(Data about app and page elements)
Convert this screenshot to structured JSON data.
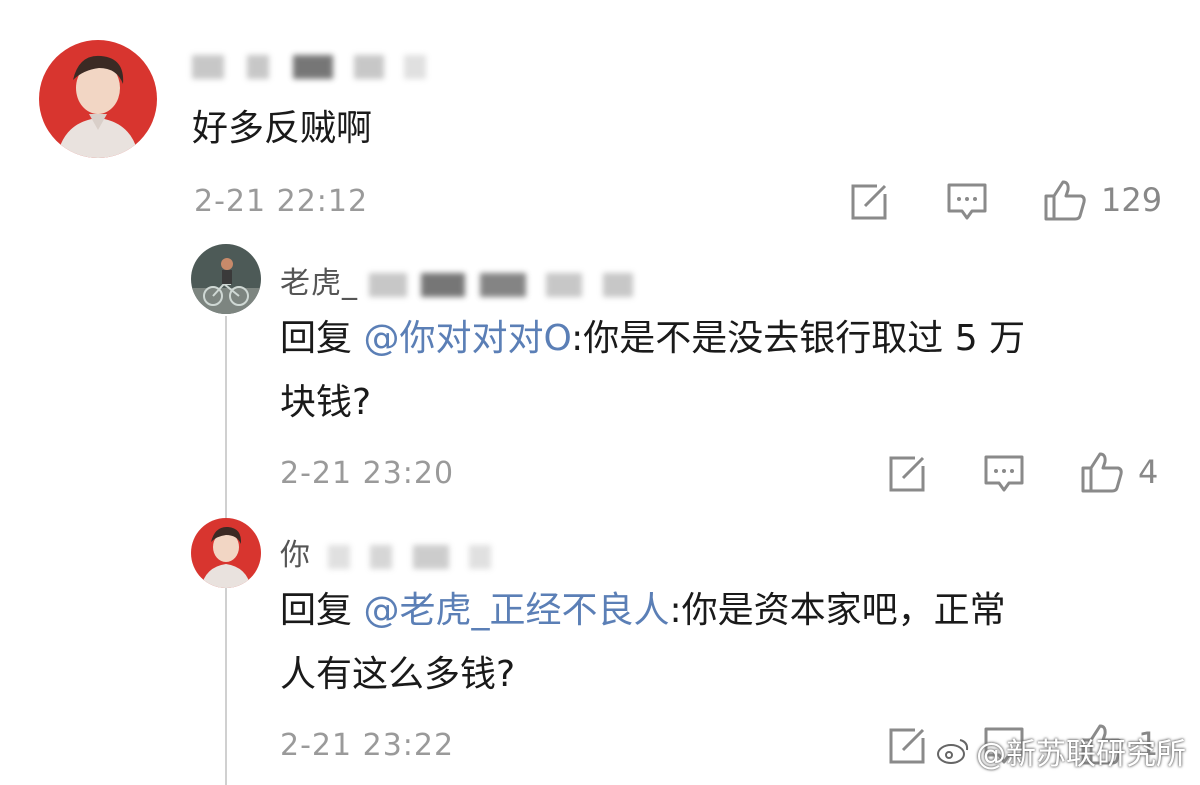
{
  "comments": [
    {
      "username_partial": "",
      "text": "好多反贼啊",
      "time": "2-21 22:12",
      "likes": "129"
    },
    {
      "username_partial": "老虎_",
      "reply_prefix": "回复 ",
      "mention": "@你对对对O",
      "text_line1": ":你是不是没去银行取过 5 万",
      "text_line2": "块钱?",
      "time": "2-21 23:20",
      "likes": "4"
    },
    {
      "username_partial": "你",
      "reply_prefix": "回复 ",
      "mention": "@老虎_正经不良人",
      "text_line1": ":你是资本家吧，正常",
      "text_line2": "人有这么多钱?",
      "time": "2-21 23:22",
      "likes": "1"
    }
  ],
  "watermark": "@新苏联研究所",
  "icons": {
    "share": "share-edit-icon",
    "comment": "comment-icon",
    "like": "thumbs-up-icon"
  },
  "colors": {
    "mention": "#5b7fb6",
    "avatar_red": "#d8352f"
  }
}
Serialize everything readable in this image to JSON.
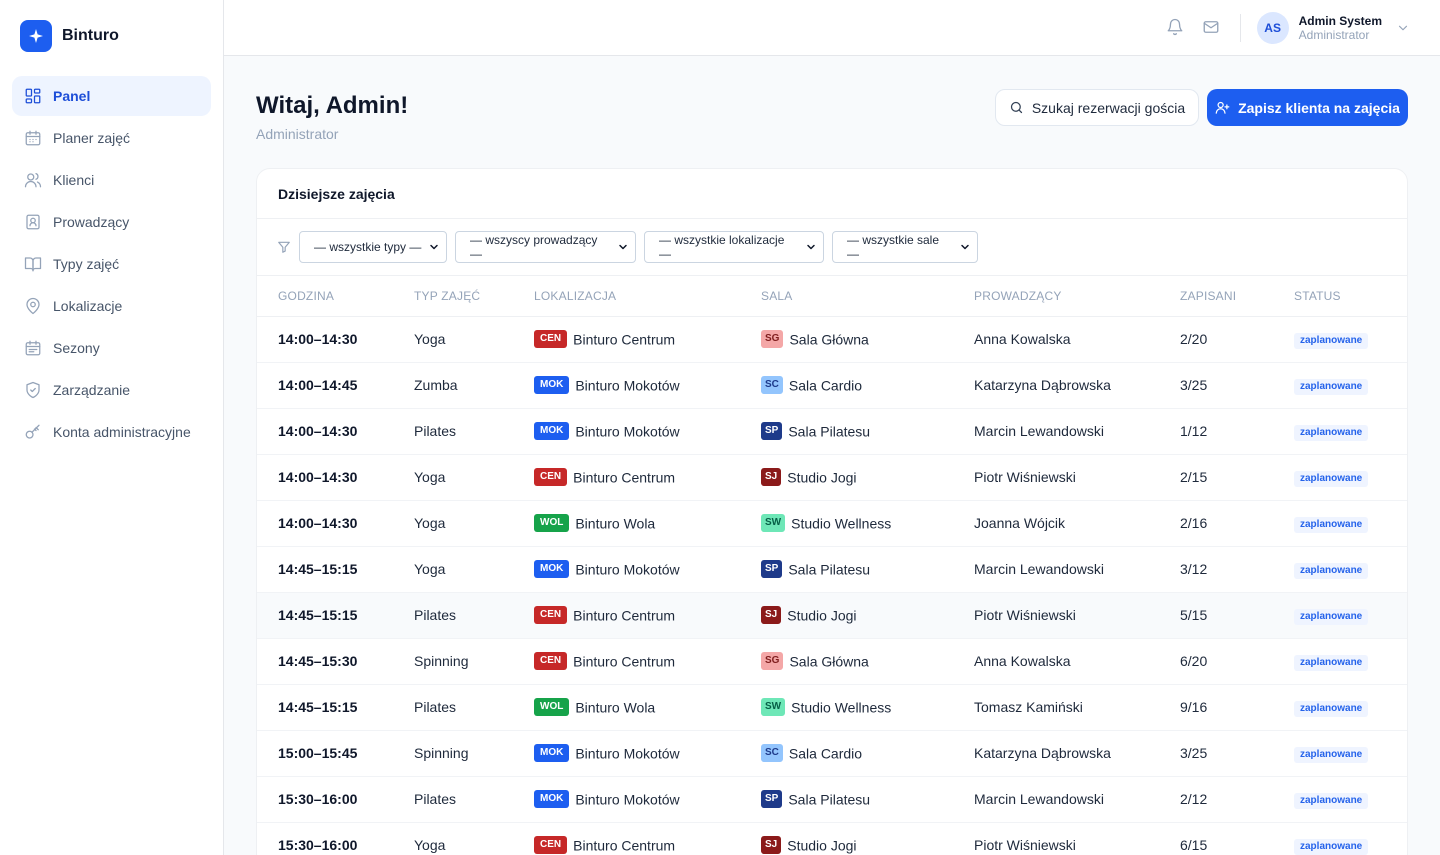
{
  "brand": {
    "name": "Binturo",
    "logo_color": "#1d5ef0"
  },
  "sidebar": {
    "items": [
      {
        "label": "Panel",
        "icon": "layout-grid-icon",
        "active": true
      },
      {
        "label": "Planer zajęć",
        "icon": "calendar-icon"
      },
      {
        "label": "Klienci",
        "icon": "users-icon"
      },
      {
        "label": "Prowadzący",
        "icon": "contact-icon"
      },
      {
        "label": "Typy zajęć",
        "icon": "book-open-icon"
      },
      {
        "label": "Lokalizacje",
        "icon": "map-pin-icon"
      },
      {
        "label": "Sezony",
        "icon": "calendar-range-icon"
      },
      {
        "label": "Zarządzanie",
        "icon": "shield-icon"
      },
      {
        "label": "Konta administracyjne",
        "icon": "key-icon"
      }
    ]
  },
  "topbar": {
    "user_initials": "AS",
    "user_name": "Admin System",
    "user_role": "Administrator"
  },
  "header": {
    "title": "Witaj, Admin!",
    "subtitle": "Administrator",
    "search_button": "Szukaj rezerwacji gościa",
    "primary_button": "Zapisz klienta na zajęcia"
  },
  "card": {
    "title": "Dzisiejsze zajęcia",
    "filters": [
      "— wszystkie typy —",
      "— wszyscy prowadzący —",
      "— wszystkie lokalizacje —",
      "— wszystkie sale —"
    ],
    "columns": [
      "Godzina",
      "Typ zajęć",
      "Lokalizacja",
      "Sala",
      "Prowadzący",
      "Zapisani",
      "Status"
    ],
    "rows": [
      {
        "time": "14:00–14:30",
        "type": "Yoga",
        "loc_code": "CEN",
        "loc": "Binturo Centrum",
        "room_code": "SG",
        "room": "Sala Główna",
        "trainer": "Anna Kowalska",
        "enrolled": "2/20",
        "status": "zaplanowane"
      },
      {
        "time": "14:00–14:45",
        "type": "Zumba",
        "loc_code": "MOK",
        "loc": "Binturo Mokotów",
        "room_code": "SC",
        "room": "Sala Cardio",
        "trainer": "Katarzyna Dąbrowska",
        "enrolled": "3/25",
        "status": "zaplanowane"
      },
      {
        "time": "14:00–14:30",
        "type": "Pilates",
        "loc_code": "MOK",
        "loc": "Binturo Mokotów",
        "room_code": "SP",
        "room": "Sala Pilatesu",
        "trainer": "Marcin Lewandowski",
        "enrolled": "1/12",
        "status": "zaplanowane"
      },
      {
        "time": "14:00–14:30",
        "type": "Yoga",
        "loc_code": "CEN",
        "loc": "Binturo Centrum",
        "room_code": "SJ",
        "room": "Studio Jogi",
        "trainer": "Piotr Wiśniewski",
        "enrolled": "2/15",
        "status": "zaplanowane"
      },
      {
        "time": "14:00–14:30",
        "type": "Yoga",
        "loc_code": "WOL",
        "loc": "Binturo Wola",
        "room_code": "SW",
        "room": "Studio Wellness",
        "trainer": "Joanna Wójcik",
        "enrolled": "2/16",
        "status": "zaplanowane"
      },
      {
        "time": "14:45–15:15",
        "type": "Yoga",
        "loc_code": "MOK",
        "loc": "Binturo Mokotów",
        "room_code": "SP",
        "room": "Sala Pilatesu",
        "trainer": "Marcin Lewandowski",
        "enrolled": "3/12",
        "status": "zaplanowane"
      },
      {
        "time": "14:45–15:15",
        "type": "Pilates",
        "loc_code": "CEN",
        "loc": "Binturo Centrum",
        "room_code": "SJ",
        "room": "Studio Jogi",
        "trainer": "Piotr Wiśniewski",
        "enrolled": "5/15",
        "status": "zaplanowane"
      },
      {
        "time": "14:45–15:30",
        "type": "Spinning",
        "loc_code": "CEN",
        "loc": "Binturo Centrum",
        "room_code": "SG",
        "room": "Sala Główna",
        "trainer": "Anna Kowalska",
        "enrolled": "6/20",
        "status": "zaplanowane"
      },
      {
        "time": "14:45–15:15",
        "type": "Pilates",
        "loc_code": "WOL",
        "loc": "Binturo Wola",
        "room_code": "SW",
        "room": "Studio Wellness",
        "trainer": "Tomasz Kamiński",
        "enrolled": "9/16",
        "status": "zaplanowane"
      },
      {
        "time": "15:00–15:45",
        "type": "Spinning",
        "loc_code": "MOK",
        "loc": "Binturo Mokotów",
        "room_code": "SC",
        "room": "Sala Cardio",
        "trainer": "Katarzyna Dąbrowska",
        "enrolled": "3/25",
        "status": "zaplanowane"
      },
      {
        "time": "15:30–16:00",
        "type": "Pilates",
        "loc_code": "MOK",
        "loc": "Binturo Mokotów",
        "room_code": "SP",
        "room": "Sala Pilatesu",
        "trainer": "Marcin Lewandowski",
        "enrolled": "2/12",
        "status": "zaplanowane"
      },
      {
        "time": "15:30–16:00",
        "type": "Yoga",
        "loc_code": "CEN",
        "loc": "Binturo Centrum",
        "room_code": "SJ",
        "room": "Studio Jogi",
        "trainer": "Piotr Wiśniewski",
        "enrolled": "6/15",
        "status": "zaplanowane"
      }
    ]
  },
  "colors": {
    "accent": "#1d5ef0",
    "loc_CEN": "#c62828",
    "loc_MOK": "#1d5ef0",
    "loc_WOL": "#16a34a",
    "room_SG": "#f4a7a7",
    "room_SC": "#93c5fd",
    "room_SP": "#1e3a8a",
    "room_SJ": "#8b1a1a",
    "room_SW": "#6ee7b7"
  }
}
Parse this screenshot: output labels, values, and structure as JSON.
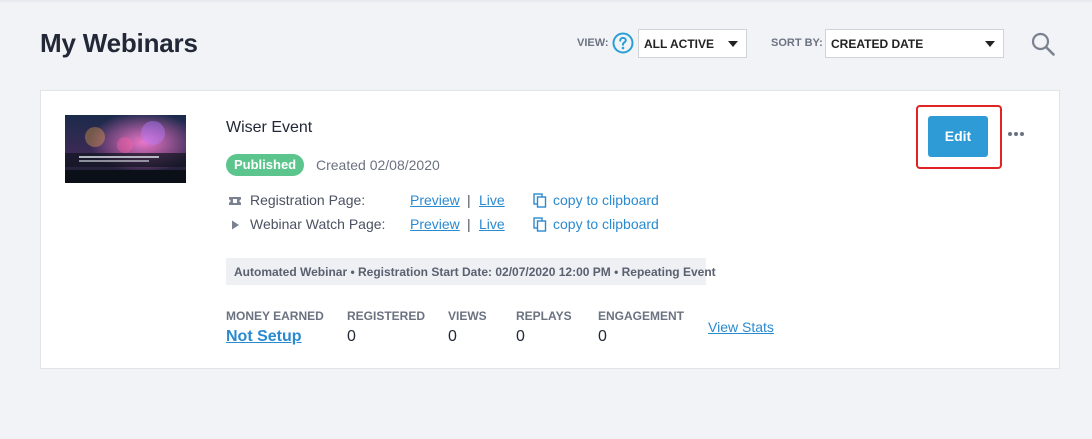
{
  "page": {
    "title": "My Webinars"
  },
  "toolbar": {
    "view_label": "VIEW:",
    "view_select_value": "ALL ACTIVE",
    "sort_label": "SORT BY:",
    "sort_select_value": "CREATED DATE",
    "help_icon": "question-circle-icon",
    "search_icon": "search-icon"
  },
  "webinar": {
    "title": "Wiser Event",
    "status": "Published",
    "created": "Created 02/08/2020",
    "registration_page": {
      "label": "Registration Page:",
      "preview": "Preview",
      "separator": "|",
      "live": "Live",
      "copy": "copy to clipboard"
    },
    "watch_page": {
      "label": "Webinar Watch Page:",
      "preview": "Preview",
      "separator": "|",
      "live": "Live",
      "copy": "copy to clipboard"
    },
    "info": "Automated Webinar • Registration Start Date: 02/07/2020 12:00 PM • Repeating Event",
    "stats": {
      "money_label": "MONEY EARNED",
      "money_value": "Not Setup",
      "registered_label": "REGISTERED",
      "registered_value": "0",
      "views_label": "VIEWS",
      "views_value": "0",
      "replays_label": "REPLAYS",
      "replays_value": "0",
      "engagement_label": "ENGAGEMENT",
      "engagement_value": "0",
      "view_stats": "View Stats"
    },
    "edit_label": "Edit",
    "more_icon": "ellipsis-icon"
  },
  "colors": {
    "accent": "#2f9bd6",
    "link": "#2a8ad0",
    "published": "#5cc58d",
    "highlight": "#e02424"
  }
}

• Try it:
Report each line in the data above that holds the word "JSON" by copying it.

• Final answer:
Convert this screenshot to structured JSON data.
Serialize everything readable in this image to JSON.
Parse this screenshot: output labels, values, and structure as JSON.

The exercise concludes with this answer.